INFORMATION PROVIDED: Begin

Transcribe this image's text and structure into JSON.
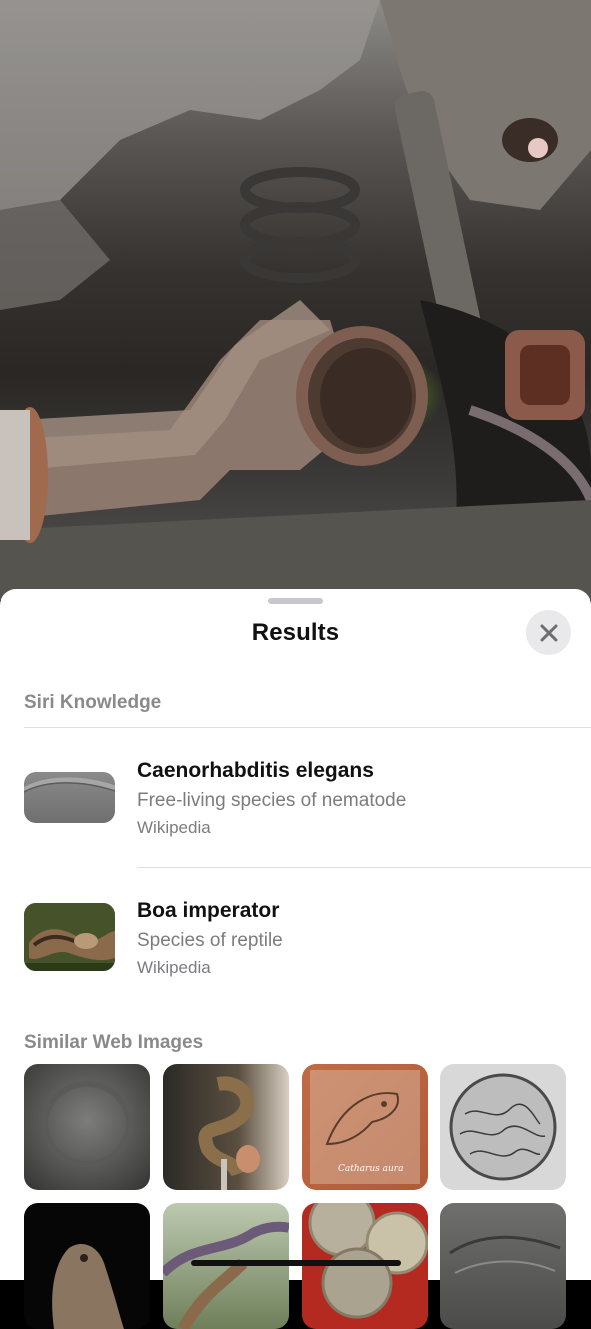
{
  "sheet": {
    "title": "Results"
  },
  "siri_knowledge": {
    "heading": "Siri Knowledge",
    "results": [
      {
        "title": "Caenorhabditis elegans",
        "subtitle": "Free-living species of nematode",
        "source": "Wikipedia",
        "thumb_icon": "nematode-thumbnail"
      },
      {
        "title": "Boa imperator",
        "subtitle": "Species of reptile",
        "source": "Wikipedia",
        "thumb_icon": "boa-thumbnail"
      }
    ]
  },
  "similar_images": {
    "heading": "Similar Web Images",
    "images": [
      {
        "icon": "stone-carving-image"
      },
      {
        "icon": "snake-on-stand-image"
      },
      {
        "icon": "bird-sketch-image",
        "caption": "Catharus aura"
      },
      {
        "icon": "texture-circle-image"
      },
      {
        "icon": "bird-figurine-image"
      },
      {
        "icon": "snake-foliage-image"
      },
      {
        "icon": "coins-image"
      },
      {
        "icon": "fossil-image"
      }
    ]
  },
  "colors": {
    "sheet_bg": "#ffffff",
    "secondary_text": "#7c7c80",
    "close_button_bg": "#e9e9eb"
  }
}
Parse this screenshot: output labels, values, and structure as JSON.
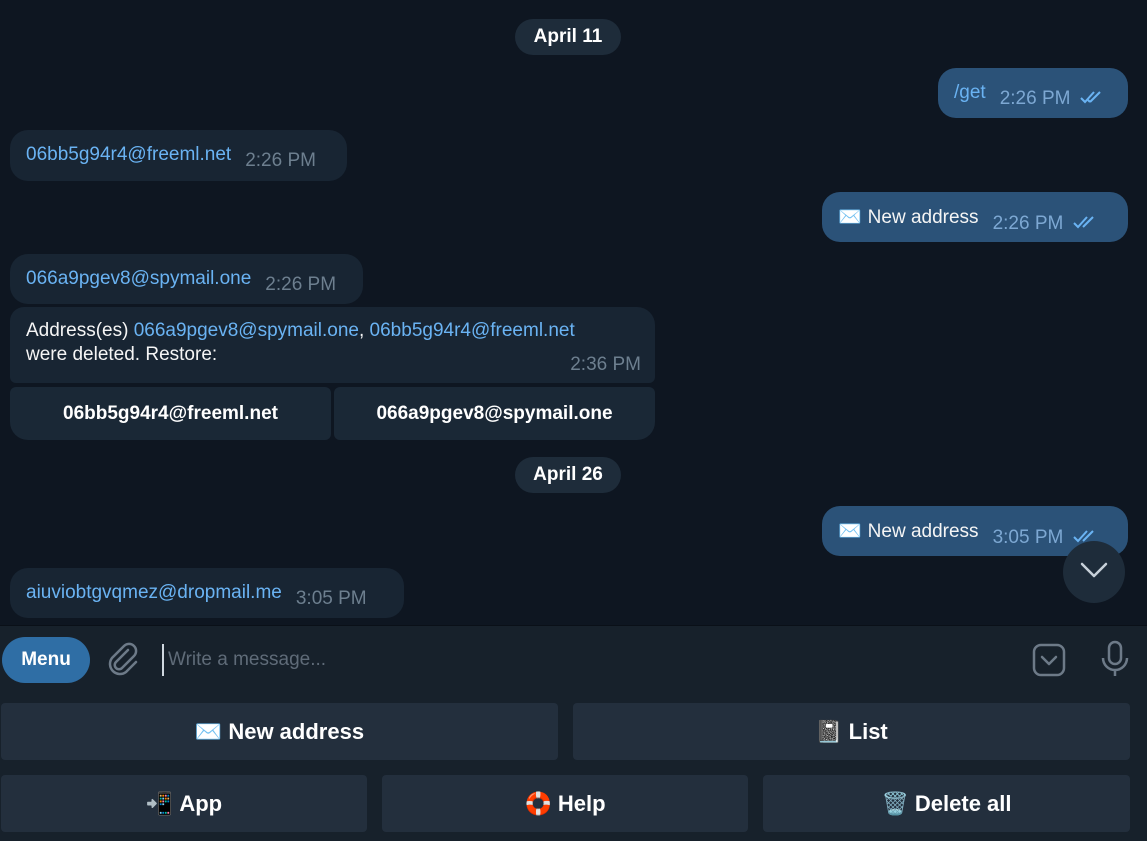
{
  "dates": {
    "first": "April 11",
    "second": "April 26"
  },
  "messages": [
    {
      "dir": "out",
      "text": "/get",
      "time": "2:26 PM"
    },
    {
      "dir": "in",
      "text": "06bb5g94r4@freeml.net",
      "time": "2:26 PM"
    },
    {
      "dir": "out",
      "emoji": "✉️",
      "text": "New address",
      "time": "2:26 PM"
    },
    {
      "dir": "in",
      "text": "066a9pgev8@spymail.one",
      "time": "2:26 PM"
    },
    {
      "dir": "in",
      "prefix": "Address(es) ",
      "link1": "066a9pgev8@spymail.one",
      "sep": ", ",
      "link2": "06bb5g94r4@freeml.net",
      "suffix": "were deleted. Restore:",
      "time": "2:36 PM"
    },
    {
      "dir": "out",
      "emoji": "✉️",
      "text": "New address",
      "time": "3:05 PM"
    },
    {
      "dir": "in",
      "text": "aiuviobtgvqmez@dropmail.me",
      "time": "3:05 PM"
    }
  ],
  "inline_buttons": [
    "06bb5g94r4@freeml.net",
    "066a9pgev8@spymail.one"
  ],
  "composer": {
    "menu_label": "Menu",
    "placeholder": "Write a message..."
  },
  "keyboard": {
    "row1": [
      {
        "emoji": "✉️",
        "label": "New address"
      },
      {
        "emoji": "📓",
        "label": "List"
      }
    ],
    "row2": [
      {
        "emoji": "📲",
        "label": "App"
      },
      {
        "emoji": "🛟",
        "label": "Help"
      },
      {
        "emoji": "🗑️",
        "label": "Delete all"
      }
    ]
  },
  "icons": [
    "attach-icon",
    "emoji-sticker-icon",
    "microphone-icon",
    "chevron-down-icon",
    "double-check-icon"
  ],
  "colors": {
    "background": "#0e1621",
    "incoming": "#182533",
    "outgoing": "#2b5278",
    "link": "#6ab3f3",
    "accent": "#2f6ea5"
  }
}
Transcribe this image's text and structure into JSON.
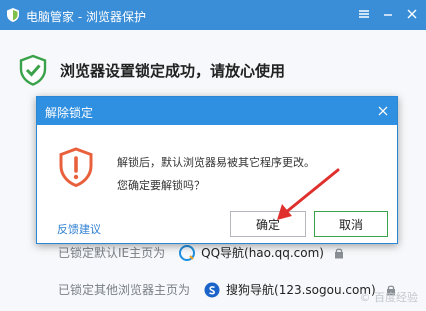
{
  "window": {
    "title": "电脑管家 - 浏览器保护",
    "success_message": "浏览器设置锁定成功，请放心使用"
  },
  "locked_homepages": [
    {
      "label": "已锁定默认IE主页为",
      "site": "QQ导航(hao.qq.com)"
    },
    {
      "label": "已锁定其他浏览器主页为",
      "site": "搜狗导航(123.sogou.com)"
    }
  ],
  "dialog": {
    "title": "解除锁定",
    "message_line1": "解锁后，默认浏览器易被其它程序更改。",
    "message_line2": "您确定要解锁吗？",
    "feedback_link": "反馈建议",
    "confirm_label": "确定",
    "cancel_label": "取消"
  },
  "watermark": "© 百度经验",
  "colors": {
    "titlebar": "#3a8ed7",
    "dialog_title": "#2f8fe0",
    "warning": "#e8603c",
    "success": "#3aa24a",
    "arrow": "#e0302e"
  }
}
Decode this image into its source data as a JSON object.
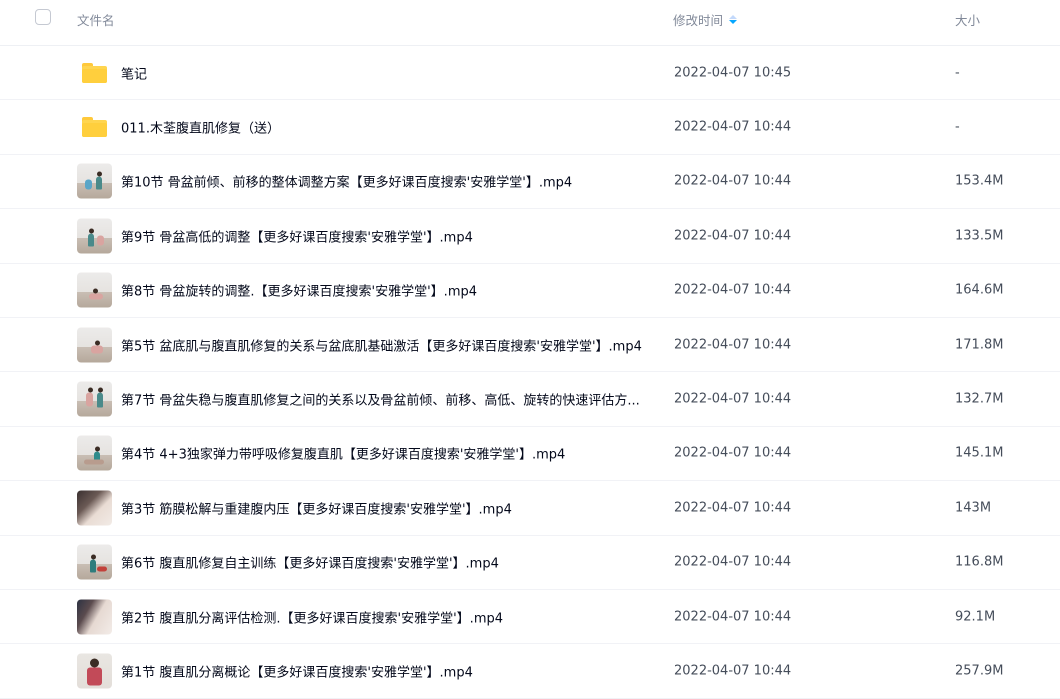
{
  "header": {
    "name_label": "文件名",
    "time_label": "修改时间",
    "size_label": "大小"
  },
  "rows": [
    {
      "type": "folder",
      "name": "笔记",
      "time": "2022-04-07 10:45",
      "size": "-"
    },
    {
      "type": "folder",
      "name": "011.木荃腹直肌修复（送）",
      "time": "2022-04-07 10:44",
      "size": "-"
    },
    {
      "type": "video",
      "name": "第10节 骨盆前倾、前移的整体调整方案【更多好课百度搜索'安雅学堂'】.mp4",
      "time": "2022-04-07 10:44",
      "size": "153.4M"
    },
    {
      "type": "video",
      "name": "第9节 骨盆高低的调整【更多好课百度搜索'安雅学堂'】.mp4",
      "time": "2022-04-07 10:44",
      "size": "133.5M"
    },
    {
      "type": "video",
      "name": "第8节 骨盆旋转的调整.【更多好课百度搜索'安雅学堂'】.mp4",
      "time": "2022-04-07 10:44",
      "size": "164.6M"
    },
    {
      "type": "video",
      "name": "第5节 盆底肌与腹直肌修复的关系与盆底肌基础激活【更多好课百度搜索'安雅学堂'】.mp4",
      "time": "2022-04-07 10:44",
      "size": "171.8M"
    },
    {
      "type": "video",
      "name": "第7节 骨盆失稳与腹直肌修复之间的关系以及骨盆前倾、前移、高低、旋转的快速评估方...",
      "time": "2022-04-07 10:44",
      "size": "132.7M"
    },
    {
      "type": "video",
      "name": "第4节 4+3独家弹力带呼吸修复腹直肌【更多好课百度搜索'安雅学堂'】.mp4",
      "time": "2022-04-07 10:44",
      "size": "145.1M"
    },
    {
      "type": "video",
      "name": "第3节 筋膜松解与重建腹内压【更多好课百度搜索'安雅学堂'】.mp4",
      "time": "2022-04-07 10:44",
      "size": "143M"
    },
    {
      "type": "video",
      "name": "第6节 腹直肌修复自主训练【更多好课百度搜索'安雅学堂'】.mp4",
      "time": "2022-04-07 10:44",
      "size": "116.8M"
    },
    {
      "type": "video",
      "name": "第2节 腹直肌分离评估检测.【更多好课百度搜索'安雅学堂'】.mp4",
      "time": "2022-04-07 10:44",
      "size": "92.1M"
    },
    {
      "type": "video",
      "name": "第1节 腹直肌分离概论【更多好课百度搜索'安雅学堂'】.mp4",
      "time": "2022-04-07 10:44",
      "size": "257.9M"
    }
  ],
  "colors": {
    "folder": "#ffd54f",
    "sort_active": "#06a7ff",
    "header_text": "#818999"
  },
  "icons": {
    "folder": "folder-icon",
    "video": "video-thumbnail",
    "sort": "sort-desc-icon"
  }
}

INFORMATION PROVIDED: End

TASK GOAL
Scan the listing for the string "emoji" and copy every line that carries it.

WRITTEN RESPONSE
      "emoji": "✉️",
      "emoji": "✉️",
        "emoji": "✉️",
        "emoji": "📓",
        "emoji": "📲",
        "emoji": "🛟",
        "emoji": "🗑️",
    "emoji-sticker-icon",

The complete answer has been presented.